== TASK DIRECTIONS ==
Copy, from the data below, every line that has "Priced" in it.
* * *
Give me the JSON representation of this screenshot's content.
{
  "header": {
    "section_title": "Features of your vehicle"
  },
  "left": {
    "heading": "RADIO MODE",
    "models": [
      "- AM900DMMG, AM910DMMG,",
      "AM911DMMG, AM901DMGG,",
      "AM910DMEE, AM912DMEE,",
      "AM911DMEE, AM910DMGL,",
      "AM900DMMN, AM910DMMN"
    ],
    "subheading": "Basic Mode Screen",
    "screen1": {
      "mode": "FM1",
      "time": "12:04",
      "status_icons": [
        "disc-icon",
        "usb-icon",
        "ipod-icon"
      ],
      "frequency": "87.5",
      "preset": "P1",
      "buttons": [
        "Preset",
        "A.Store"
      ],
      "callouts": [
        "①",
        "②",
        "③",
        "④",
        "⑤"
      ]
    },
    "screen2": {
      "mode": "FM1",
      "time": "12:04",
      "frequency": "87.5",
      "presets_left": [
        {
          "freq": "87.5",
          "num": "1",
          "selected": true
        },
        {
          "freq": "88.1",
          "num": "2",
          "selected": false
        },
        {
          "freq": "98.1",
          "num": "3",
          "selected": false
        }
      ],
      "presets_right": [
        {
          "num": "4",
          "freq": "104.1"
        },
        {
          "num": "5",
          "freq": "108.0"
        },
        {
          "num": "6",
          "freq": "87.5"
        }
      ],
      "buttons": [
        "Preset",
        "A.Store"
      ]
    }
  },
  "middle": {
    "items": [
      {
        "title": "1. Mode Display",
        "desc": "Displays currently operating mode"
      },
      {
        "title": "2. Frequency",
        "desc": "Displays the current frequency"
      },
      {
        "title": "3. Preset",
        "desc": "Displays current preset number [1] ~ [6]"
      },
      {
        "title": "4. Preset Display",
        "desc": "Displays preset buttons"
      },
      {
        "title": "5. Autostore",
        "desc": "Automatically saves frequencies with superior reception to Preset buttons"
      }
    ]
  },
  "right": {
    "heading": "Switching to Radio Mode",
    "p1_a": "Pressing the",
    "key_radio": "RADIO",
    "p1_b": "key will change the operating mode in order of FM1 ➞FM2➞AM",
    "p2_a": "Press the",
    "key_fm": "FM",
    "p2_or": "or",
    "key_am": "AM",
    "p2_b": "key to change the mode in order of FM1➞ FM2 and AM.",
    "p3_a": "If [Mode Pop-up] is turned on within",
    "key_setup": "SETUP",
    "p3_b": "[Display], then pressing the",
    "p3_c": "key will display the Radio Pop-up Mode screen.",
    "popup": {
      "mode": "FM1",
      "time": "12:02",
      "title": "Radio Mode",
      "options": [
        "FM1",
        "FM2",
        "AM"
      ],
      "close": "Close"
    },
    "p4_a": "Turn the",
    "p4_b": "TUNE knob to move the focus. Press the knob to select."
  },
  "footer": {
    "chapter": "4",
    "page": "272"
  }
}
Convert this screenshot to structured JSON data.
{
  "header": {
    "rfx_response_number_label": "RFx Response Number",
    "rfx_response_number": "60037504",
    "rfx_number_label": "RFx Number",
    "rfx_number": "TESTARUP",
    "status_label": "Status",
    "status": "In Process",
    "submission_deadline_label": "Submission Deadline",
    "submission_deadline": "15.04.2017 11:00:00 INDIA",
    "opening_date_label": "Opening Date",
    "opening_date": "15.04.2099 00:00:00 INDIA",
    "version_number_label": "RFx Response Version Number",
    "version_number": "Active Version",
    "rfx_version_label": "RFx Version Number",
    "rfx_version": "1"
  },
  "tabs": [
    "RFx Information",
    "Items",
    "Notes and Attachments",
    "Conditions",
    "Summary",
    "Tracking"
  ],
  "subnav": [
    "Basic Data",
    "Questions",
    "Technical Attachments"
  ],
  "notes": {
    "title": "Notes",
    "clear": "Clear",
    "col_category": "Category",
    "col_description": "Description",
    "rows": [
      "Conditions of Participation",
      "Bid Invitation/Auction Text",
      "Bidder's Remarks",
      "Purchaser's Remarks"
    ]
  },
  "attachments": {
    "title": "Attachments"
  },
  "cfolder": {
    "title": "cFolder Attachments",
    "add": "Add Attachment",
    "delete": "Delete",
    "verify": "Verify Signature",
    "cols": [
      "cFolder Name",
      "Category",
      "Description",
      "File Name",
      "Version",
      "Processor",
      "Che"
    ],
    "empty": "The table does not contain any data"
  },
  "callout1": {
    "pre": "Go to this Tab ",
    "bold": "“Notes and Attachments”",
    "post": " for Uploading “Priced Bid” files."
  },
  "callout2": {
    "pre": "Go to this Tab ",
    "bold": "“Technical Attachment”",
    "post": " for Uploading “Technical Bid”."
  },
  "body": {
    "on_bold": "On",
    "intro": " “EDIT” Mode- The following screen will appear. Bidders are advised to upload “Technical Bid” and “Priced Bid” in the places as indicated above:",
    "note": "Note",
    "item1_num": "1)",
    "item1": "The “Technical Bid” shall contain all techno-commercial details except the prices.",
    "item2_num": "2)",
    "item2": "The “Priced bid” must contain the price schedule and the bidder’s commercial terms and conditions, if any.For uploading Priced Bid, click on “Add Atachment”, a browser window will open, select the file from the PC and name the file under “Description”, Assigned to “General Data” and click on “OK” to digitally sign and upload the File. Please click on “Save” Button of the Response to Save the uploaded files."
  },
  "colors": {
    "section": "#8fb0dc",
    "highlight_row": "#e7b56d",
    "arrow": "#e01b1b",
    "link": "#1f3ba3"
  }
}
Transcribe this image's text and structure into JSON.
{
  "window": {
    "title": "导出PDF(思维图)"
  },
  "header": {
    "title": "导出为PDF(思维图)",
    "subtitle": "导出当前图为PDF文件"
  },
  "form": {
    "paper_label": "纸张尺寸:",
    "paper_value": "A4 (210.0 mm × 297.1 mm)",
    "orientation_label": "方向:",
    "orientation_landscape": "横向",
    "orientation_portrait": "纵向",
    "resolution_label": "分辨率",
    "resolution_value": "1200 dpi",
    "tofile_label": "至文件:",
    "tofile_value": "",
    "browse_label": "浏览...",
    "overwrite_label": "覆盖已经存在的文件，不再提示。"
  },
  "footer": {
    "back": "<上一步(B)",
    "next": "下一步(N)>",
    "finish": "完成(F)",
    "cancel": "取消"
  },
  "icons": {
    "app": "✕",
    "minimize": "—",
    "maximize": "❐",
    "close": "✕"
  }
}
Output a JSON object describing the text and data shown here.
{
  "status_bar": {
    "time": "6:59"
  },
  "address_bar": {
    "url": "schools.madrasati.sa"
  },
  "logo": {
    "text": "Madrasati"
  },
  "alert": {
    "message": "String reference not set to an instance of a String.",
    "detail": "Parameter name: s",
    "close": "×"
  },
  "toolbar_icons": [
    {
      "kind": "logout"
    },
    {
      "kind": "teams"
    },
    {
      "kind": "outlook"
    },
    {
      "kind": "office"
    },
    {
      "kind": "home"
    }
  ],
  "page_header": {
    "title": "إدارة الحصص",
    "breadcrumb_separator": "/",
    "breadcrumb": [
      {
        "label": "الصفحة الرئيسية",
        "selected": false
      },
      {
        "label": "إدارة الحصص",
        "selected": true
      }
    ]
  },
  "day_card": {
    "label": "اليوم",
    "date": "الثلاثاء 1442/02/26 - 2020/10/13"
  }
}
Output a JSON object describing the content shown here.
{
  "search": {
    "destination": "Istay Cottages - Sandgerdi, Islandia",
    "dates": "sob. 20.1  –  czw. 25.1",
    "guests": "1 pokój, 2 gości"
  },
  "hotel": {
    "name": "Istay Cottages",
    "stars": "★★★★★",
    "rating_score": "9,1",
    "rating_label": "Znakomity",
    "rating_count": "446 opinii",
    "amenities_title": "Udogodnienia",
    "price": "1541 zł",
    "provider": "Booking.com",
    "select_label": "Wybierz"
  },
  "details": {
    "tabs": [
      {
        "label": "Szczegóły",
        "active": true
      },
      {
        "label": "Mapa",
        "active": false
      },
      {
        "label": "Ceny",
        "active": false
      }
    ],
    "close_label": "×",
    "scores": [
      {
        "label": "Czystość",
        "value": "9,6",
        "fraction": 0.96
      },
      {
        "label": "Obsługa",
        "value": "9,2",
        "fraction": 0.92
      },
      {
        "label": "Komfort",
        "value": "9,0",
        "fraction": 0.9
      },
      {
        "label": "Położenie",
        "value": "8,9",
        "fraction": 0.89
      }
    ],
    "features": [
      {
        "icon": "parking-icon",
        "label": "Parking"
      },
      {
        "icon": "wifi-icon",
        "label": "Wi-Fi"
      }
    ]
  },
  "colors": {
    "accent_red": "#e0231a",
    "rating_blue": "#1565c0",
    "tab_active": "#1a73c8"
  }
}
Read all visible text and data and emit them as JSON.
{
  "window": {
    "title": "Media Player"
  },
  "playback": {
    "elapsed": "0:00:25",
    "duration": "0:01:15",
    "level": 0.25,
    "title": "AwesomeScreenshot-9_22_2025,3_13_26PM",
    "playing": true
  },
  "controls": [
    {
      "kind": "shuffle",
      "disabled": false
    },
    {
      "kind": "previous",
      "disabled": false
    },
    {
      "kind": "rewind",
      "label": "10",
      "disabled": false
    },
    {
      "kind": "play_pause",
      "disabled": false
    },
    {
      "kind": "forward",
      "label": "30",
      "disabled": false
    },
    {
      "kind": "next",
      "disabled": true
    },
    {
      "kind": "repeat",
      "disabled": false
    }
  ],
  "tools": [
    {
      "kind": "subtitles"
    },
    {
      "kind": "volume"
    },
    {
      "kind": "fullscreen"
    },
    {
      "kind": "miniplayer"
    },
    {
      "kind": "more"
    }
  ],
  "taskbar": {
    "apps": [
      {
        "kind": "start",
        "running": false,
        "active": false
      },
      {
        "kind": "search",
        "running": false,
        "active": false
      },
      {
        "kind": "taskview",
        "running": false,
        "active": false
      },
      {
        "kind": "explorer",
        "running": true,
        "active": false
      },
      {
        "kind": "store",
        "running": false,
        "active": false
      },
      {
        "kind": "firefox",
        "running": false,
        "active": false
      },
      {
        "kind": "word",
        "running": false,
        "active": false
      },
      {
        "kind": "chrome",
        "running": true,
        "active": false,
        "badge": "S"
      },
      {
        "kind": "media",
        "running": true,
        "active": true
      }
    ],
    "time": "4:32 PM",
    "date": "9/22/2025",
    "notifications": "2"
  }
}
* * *
== EXERCISE ANSWER ==
    "post": " for Uploading “Priced Bid” files."
    "intro": " “EDIT” Mode- The following screen will appear. Bidders are advised to upload “Technical Bid” and “Priced Bid” in the places as indicated above:",
    "item2": "The “Priced bid” must contain the price schedule and the bidder’s commercial terms and conditions, if any.For uploading Priced Bid, click on “Add Atachment”, a browser window will open, select the file from the PC and name the file under “Description”, Assigned to “General Data” and click on “OK” to digitally sign and upload the File. Please click on “Save” Button of the Response to Save the uploaded files."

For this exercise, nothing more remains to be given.